# [DESCRIPTION OF THE TASK]
For the word "thumb", find each line in the entries where it occurs and copy that line.
.....
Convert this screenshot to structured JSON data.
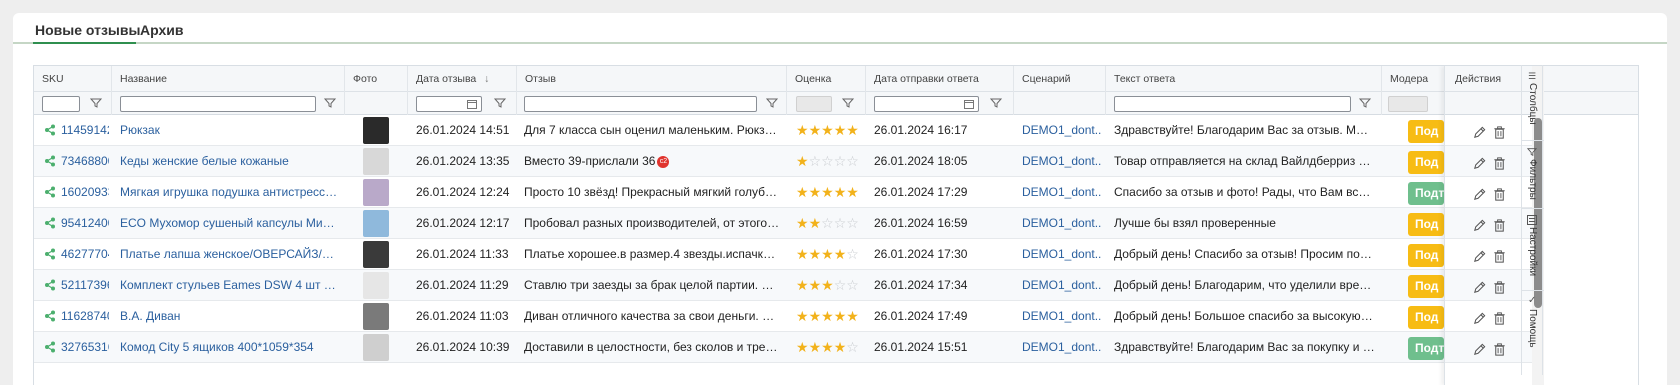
{
  "tabs": [
    {
      "label": "Новые отзывы",
      "active": true
    },
    {
      "label": "Архив",
      "active": false
    }
  ],
  "columns": {
    "sku": "SKU",
    "name": "Название",
    "photo": "Фото",
    "review_date": "Дата отзыва",
    "review": "Отзыв",
    "rating": "Оценка",
    "reply_date": "Дата отправки ответа",
    "scenario": "Сценарий",
    "reply_text": "Текст ответа",
    "moderation": "Модера",
    "actions": "Действия"
  },
  "sort_indicator": "↓",
  "side_tabs": [
    "Столбцы",
    "Фильтры",
    "Настройки",
    "Помощь"
  ],
  "rows": [
    {
      "sku": "11459142(",
      "name": "Рюкзак",
      "date": "26.01.2024 14:51",
      "review": "Для 7 класса сын оценил маленьким. Рюкзак хо...",
      "rating": 5,
      "reply_date": "26.01.2024 16:17",
      "scenario": "DEMO1_dont...",
      "reply": "Здравствуйте! Благодарим Вас за отзыв. Мы оче...",
      "moderation": "Под",
      "mod_color": "#f7bc14",
      "thumb": "#2a2a2a"
    },
    {
      "sku": "73468800",
      "name": "Кеды женские белые кожаные",
      "date": "26.01.2024 13:35",
      "review": "Вместо 39-прислали 36",
      "review_badge": "c2",
      "rating": 1,
      "reply_date": "26.01.2024 18:05",
      "scenario": "DEMO1_dont...",
      "reply": "Товар отправляется на склад Вайлдберриз полн...",
      "moderation": "Под",
      "mod_color": "#f7bc14",
      "thumb": "#d8d8d8"
    },
    {
      "sku": "16020933",
      "name": "Мягкая игрушка подушка антистресс / п...",
      "date": "26.01.2024 12:24",
      "review": "Просто 10 звёзд! Прекрасный мягкий голубь. Бо...",
      "rating": 5,
      "reply_date": "26.01.2024 17:29",
      "scenario": "DEMO1_dont...",
      "reply": "Спасибо за отзыв и фото! Рады, что Вам все пон...",
      "moderation": "Подт",
      "mod_color": "#6fbf8d",
      "thumb": "#b9a9c9"
    },
    {
      "sku": "95412400",
      "name": "ECO Мухомор сушеный капсулы Микрод...",
      "date": "26.01.2024 12:17",
      "review": "Пробовал разных производителей, от этого дей...",
      "rating": 2,
      "reply_date": "26.01.2024 16:59",
      "scenario": "DEMO1_dont...",
      "reply": "Лучше бы взял проверенные",
      "moderation": "Под",
      "mod_color": "#f7bc14",
      "thumb": "#8fb9dc"
    },
    {
      "sku": "46277704",
      "name": "Платье лапша женское/ОВЕРСАЙЗ/Вече...",
      "date": "26.01.2024 11:33",
      "review": "Платье хорошее.в размер.4 звезды.испачканный...",
      "rating": 4,
      "reply_date": "26.01.2024 17:30",
      "scenario": "DEMO1_dont...",
      "reply": "Добрый день! Спасибо за отзыв! Просим поним...",
      "moderation": "Под",
      "mod_color": "#f7bc14",
      "thumb": "#3a3a3a"
    },
    {
      "sku": "52117396",
      "name": "Комплект стульев Eames DSW 4 шт для к...",
      "date": "26.01.2024 11:29",
      "review": "Ставлю три заезды за брак целой партии. Перед...",
      "rating": 3,
      "reply_date": "26.01.2024 17:34",
      "scenario": "DEMO1_dont...",
      "reply": "Добрый день! Благодарим, что уделили время и ...",
      "moderation": "Под",
      "mod_color": "#f7bc14",
      "thumb": "#e6e6e6"
    },
    {
      "sku": "11628740'",
      "name": "В.А. Диван",
      "date": "26.01.2024 11:03",
      "review": "Диван отличного качества за свои деньги. При п...",
      "rating": 5,
      "reply_date": "26.01.2024 17:49",
      "scenario": "DEMO1_dont...",
      "reply": "Добрый день! Большое спасибо за высокую и ч...",
      "moderation": "Под",
      "mod_color": "#f7bc14",
      "thumb": "#7a7a7a"
    },
    {
      "sku": "32765316",
      "name": "Комод City 5 ящиков 400*1059*354",
      "date": "26.01.2024 10:39",
      "review": "Доставили в целостности, без сколов и трещин. ...",
      "rating": 4,
      "reply_date": "26.01.2024 15:51",
      "scenario": "DEMO1_dont...",
      "reply": "Здравствуйте! Благодарим Вас за покупку и хор...",
      "moderation": "Подт",
      "mod_color": "#6fbf8d",
      "thumb": "#cfcfcf"
    }
  ]
}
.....
# [ANSWER FOR THIS EXERCISE]
      "thumb": "#2a2a2a"
      "thumb": "#d8d8d8"
      "thumb": "#b9a9c9"
      "thumb": "#8fb9dc"
      "thumb": "#3a3a3a"
      "thumb": "#e6e6e6"
      "thumb": "#7a7a7a"
      "thumb": "#cfcfcf"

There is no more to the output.